Data for processing: Begin

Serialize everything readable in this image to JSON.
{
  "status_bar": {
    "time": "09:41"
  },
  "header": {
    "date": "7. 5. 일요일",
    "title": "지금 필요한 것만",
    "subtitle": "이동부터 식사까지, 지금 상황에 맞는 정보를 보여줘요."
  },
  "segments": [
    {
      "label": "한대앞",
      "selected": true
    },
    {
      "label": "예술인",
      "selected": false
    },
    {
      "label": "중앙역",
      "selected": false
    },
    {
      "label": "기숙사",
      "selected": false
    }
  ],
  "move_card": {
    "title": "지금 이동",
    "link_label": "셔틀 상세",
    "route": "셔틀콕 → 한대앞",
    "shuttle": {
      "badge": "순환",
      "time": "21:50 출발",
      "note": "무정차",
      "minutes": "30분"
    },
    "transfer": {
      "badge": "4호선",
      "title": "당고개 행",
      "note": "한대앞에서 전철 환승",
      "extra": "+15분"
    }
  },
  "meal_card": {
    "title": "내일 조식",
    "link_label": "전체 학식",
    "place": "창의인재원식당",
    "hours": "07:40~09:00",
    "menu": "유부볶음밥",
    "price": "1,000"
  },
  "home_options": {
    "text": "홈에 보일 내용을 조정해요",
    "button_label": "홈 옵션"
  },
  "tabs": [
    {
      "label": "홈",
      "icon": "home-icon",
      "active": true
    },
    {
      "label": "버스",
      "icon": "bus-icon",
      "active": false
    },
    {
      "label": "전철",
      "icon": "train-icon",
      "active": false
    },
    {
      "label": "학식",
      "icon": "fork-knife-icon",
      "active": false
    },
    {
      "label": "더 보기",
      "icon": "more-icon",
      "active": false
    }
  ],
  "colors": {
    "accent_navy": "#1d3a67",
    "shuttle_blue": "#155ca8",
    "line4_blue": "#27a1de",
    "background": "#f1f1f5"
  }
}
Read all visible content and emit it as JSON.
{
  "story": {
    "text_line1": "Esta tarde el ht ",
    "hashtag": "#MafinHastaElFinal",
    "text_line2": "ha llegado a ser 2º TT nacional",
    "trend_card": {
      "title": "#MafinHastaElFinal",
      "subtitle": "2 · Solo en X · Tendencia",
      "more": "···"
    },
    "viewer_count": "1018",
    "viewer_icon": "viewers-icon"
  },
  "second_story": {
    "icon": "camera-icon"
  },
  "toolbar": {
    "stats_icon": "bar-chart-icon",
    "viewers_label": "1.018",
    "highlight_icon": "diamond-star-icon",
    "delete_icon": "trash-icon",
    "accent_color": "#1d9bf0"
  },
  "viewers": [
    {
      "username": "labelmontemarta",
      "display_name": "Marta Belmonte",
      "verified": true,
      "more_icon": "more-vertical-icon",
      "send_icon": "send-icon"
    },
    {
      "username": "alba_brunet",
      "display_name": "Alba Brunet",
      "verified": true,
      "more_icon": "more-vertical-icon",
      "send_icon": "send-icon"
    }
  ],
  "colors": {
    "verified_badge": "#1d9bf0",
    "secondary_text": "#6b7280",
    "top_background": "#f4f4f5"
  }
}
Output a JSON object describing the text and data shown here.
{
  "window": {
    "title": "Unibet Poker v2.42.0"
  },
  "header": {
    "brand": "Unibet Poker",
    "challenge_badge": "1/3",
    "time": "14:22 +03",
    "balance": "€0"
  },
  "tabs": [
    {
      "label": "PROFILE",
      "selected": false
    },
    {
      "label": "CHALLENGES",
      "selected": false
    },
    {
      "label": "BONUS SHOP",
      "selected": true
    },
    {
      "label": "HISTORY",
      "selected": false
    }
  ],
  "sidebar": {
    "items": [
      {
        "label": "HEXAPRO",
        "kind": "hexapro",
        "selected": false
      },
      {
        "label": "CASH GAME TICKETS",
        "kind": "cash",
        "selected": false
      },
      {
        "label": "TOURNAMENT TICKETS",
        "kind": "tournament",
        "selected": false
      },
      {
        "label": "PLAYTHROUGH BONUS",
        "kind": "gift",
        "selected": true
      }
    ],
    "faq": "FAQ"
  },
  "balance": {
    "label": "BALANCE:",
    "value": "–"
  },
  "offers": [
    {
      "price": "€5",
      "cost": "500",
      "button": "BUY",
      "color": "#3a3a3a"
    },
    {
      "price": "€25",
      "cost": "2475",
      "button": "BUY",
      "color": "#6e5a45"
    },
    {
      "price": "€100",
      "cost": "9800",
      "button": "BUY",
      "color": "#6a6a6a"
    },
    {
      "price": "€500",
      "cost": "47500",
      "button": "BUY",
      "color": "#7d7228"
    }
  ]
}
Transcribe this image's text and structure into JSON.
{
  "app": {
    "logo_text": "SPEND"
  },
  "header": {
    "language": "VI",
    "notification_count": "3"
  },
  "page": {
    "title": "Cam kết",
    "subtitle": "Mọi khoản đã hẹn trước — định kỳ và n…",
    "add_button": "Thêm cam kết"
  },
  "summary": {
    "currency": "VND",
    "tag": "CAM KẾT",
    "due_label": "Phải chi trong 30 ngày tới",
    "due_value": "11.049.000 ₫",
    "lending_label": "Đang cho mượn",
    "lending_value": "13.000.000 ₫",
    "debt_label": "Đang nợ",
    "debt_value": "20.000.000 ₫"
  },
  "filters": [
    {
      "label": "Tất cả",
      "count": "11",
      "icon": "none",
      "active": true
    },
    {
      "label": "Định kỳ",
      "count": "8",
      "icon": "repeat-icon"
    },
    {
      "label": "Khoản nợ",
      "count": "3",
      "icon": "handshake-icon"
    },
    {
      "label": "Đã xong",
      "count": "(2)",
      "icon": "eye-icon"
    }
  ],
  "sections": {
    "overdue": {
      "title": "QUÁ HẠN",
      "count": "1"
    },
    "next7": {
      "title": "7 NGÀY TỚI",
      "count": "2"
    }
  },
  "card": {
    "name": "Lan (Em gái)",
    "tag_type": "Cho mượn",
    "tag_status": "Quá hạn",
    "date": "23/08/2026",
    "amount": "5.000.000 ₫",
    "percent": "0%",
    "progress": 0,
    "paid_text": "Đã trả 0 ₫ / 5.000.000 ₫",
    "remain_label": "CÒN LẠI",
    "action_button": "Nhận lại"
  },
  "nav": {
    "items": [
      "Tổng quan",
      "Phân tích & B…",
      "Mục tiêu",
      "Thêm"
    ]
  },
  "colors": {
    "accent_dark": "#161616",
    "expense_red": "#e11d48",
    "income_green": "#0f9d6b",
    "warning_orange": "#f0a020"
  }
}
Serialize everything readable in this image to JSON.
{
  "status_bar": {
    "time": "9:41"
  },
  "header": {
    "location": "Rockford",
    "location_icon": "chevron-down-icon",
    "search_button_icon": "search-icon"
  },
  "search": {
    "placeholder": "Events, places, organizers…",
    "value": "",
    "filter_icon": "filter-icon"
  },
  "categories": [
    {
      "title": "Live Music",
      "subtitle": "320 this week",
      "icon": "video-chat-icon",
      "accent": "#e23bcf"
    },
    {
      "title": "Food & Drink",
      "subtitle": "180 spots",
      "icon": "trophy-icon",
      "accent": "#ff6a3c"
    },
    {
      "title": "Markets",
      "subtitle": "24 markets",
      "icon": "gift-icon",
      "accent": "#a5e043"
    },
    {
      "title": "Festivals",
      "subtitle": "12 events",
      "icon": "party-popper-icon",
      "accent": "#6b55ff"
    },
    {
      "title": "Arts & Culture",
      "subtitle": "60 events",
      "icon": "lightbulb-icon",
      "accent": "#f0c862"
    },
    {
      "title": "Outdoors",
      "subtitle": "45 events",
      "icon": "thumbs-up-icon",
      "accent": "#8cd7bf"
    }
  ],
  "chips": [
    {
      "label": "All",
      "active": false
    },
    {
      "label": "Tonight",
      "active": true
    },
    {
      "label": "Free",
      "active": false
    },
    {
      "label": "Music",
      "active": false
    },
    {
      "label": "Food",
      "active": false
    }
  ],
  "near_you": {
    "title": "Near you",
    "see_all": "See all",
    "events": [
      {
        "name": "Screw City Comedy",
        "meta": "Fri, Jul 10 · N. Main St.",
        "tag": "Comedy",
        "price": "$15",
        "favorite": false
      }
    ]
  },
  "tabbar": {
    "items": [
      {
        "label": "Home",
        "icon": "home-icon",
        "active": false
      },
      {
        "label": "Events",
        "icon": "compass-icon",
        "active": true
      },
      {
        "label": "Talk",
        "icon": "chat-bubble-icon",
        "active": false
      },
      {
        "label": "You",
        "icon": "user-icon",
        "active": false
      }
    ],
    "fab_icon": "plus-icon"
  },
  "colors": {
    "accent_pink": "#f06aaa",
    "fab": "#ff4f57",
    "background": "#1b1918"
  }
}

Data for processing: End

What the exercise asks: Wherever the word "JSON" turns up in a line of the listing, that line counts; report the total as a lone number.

Answer to this problem: 5